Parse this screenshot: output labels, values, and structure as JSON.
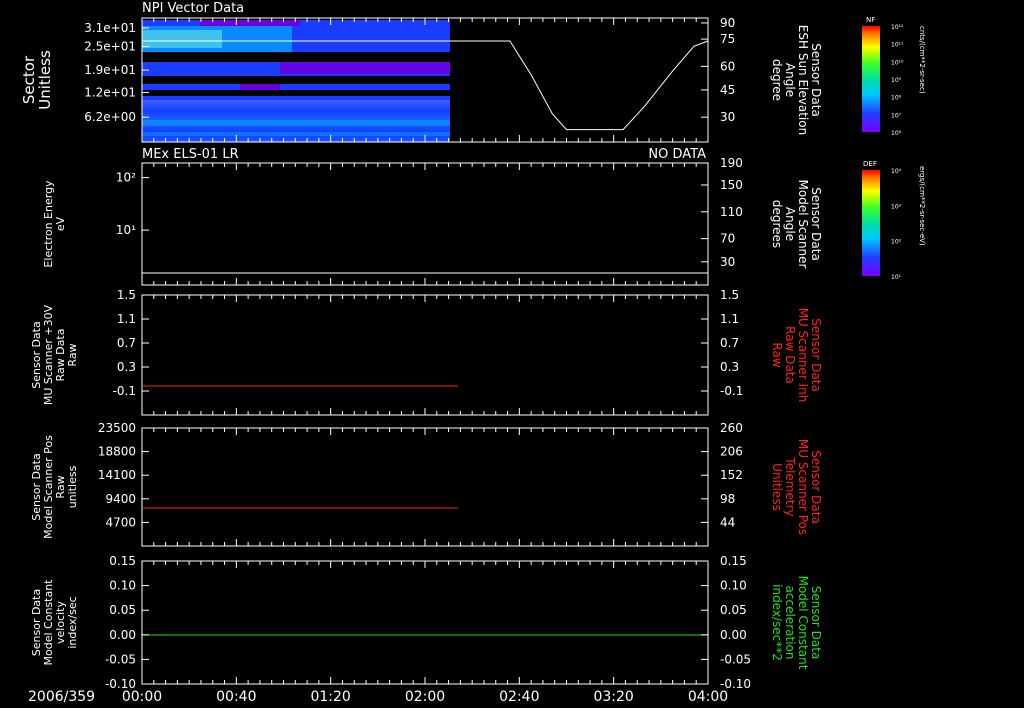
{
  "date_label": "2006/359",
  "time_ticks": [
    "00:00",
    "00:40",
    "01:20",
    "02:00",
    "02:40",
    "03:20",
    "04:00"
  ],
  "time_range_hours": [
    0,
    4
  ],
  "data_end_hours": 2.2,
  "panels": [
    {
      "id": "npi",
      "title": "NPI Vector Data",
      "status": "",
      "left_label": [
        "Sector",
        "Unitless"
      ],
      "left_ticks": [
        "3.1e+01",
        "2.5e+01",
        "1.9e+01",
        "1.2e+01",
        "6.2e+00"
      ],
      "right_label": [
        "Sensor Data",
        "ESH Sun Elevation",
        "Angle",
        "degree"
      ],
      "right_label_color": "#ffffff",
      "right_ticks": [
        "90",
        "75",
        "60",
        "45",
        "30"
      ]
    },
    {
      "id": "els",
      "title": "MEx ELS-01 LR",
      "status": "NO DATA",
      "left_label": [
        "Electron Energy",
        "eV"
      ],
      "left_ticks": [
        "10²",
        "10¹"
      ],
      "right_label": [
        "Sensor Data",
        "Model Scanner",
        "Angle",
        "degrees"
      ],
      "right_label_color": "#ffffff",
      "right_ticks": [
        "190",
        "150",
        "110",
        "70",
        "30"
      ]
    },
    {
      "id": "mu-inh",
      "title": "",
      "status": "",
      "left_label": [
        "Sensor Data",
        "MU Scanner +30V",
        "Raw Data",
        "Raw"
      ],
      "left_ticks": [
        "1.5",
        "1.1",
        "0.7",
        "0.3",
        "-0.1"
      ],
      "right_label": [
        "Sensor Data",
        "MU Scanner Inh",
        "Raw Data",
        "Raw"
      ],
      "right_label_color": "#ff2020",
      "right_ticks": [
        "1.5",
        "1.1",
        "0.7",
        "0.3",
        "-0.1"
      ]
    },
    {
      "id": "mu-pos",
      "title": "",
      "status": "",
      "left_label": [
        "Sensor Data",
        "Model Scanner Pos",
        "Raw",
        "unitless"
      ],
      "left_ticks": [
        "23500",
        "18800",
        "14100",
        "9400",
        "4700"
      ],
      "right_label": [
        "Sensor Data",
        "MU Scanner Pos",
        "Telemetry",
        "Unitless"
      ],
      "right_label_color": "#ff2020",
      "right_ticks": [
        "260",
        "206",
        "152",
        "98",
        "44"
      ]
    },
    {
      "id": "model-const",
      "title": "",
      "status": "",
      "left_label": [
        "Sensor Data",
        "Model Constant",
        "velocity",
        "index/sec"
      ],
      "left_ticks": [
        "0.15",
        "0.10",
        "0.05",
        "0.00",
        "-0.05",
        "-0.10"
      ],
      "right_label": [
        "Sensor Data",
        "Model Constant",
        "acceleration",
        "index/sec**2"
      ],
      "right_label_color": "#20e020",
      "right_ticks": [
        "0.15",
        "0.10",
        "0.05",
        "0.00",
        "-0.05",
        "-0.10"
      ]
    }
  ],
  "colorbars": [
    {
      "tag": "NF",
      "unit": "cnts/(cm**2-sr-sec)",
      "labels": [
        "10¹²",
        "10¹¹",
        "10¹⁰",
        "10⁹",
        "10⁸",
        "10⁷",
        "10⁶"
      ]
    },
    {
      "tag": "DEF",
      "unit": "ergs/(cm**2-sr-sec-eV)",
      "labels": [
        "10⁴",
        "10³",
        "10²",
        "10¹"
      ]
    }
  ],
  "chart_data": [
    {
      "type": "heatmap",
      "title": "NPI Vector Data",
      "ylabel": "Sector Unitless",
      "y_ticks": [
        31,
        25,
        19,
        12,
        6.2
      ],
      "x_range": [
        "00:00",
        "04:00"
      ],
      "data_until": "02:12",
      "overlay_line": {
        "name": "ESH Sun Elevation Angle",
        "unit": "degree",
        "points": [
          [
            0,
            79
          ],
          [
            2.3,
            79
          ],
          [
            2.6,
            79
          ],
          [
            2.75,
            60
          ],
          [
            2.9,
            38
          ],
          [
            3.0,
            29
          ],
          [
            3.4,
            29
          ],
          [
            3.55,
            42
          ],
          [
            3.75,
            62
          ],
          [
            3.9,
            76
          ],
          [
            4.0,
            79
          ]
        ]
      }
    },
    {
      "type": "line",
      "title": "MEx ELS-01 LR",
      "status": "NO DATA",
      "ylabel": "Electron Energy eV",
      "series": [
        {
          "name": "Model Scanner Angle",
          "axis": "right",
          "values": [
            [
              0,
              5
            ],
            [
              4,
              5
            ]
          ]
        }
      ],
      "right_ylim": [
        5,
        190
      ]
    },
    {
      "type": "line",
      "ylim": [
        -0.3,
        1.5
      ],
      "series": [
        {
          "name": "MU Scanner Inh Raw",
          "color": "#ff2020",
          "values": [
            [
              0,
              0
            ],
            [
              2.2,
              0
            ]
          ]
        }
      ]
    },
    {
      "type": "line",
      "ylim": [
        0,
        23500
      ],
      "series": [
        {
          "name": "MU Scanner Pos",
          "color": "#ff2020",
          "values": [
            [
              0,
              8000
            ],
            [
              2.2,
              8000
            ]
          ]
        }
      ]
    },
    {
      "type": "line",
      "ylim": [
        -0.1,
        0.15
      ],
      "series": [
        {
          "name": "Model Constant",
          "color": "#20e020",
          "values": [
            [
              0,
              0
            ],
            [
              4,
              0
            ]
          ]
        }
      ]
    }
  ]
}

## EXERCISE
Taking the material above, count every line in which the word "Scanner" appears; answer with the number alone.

## THE COMPLETED TASK
8